(Records from a collection)
-.-.-

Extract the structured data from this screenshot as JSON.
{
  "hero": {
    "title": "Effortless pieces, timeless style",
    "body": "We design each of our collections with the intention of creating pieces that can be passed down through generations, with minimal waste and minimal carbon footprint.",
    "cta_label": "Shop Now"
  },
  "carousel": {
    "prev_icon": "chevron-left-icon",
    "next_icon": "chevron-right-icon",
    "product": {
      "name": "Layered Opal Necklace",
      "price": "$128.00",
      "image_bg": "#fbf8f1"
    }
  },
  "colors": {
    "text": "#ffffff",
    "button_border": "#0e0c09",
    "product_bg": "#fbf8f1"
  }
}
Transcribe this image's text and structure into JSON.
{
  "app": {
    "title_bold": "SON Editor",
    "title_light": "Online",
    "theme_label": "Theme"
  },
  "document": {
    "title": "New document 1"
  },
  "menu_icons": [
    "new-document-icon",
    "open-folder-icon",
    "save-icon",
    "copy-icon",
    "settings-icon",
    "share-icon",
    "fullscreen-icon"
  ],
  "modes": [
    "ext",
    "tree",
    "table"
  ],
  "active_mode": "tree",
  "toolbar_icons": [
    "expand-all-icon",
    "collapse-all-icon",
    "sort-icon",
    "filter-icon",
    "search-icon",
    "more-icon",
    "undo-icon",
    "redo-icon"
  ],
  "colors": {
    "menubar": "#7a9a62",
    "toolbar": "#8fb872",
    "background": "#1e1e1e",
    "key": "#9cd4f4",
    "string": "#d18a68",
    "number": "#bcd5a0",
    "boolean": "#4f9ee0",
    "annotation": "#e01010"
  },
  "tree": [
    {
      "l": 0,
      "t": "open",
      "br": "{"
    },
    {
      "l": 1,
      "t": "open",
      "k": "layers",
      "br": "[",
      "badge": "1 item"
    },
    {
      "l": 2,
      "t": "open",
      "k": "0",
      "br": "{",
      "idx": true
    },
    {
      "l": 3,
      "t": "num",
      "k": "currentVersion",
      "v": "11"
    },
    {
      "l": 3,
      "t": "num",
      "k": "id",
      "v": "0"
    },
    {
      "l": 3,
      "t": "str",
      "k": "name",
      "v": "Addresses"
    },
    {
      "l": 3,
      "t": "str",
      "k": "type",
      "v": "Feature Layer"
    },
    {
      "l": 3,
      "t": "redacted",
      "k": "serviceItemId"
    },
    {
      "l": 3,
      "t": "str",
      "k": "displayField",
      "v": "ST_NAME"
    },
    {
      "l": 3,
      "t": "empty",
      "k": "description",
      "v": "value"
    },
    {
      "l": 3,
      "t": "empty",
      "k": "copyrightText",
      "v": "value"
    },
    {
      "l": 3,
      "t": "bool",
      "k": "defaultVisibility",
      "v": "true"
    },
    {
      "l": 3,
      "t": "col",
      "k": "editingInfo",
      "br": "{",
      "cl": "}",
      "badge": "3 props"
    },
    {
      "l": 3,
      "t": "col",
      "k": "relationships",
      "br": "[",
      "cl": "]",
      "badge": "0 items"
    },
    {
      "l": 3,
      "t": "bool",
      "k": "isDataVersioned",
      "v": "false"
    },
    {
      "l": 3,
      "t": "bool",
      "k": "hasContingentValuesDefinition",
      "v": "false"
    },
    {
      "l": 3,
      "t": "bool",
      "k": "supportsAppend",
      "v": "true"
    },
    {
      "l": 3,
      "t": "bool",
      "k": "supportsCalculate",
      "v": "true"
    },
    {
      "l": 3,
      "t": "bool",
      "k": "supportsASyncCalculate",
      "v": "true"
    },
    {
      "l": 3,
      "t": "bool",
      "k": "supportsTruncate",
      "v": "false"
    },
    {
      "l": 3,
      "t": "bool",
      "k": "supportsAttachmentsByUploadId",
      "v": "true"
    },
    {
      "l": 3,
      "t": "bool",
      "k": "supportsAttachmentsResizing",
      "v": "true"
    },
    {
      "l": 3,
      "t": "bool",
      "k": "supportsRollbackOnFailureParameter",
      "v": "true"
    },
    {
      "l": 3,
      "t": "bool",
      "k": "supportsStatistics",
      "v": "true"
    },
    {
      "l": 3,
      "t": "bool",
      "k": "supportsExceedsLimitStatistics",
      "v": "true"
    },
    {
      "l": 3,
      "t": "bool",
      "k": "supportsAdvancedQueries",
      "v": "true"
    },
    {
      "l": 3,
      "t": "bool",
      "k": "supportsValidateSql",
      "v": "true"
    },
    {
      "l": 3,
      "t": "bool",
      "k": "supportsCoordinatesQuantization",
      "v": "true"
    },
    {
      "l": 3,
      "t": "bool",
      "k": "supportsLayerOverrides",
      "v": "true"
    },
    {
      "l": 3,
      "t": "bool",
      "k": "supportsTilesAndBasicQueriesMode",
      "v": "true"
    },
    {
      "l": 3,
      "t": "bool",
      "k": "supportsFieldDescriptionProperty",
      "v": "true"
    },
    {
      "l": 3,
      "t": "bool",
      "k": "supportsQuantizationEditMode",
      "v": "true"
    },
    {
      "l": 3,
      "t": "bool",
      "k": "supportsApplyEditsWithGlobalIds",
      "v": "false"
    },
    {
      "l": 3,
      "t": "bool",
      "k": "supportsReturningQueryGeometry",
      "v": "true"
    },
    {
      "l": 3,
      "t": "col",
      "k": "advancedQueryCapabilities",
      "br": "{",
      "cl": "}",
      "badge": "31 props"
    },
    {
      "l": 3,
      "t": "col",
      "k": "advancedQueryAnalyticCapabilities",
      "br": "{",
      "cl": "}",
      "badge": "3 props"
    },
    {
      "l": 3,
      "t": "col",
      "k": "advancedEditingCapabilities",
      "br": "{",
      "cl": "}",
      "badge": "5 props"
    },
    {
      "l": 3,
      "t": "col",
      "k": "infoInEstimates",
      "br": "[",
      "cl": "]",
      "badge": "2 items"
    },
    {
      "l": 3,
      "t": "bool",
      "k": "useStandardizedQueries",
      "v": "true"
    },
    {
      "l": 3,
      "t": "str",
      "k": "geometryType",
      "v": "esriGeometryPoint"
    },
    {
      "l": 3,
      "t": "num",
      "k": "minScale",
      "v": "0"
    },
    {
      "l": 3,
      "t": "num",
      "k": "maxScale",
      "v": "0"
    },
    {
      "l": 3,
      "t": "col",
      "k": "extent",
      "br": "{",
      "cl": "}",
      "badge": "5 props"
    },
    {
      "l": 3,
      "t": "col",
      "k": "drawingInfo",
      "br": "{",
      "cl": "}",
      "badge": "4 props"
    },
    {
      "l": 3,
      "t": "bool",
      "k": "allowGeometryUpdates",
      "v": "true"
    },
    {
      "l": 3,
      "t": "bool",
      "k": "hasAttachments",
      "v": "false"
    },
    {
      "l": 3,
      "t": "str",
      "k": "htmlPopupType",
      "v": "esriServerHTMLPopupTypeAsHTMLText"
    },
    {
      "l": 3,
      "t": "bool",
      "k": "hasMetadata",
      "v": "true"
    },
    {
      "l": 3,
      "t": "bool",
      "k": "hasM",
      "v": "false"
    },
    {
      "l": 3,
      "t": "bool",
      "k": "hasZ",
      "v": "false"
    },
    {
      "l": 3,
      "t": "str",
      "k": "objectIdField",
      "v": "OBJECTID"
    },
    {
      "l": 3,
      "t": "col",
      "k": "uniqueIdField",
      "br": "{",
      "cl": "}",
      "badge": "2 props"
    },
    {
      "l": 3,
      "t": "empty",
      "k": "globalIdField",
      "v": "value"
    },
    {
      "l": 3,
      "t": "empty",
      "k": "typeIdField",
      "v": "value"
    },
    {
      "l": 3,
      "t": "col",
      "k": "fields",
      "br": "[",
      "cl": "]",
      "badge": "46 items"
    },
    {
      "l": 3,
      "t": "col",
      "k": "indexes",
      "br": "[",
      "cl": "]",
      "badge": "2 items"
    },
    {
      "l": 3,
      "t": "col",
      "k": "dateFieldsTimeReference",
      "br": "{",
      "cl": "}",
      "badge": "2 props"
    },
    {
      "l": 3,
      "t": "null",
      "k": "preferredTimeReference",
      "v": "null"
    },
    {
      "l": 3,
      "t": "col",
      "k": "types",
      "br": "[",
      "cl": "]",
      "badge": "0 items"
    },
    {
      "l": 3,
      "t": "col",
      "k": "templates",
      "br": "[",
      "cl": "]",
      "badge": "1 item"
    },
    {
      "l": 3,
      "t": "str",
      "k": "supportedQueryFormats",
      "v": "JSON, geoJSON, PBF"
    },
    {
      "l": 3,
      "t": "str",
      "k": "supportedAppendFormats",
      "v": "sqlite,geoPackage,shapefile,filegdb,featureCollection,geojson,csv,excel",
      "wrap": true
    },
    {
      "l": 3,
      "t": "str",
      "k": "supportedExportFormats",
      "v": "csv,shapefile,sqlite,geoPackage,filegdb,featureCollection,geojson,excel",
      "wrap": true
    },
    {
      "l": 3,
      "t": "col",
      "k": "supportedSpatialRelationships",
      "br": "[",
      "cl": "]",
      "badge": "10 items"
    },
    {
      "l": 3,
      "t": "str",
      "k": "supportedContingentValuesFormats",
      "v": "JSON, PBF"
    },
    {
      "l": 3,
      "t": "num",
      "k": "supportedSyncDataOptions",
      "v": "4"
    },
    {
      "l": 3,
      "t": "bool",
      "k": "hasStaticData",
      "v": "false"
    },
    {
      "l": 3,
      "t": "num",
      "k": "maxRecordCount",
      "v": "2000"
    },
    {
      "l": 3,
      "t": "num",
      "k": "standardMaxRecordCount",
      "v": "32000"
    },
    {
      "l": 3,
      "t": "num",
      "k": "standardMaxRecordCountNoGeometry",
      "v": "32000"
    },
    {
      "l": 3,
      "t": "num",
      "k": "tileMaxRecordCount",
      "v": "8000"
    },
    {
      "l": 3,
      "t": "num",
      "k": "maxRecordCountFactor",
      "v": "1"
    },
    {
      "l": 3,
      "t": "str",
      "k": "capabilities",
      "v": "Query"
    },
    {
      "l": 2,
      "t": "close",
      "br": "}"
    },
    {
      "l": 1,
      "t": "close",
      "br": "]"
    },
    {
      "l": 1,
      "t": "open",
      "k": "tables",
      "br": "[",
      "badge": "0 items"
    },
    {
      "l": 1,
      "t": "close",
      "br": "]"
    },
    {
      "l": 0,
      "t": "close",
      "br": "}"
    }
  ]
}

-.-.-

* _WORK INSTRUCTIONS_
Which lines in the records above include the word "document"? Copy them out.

* _REPLY_
  "document": {
    "title": "New document 1"
    "new-document-icon",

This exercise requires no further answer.